Michell’s initial forays were in the world of stage theatre, including stints as assistant director at the Royal Court Theatre, working with prominent figures including Samuel Beckett, Simon Curtis, and Danny Boyle. From 1985 to 1991, Michell was the Resident Director for the Royal Shakespeare Company.

He initially found work behind the camera on television films, including adaptations of Persuasion and The Buddha of Suburbia. Originally focusing on drama, Michell’s career trajectory changed when he was offered the directors chair for Notting Hill, the romantic comedy starring Hugh Grant and Julia Roberts. For a period, Notting Hill was the highest-grossing British film of all time.

Michell returned to dramas with the films Changing Lanes, The Mother, and Venus. Michell also dramatised the relationship between US President Franklin D. Roosevelt and his sixth cousins Margaret “Daisy” Suckley in the film Hyde Park on the Hudson, starring Bill Murray. Michell won a BAFTA for Persuasion and for his two-part TV drama The Lost Honour Of Christopher Jefferies. Michell’s final film, The Duke, was released in 2020.

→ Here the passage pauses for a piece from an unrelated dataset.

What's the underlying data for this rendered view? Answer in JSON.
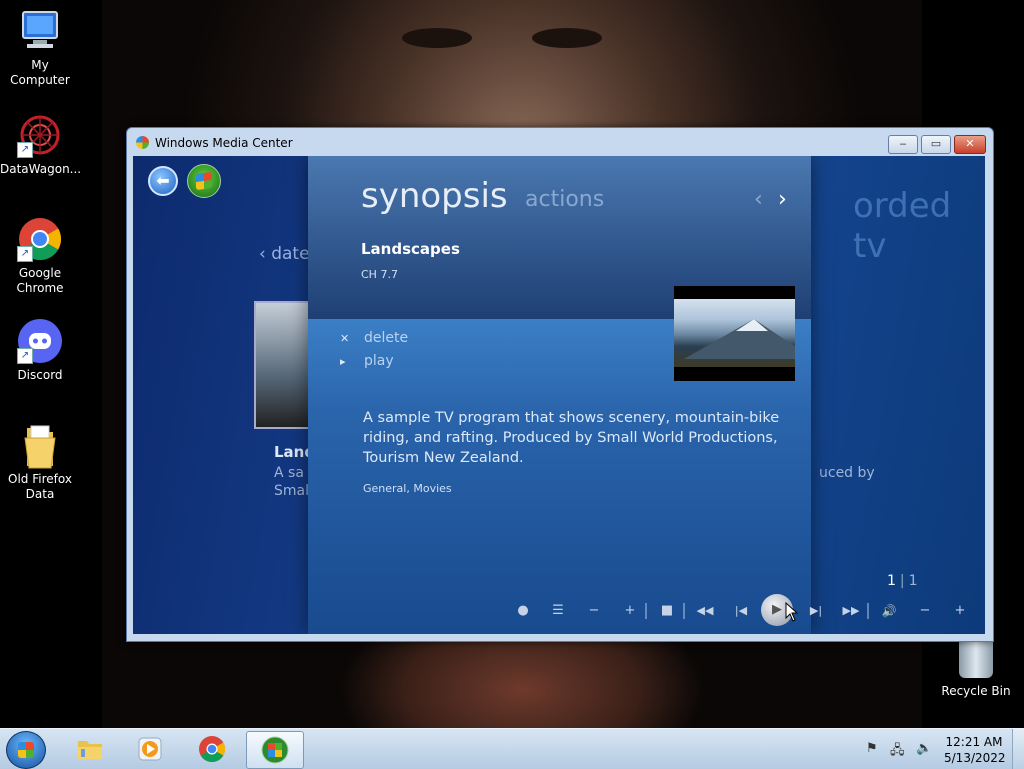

Michell is survived by ex-wives Anna Maxwell Martin and Kate Buffery, plus his aforementioned four children.